■ **Required action**: Wherever a line in the records contains the word "image", return that line.

══ Material for this task ══

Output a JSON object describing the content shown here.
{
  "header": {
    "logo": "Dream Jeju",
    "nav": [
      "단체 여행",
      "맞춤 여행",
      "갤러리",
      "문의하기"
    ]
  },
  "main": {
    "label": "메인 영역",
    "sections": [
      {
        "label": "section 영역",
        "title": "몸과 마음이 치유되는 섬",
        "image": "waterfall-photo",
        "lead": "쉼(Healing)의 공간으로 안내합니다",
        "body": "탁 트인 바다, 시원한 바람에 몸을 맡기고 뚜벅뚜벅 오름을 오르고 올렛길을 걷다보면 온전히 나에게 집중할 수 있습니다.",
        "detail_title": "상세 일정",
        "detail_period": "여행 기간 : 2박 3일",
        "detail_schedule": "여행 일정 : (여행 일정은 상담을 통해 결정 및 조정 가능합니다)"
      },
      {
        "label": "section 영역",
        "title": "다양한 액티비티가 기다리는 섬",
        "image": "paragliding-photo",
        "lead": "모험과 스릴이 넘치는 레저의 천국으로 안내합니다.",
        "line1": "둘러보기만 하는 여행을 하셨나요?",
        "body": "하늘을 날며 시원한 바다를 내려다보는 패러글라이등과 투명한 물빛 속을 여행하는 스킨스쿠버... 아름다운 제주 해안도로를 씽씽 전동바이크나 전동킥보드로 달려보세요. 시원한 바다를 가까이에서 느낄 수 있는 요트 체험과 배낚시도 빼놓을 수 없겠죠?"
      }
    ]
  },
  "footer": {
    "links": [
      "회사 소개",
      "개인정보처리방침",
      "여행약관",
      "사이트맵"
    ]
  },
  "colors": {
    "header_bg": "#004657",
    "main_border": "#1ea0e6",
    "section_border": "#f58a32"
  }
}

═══

■ **Reply**:
        "image": "waterfall-photo",
        "image": "paragliding-photo",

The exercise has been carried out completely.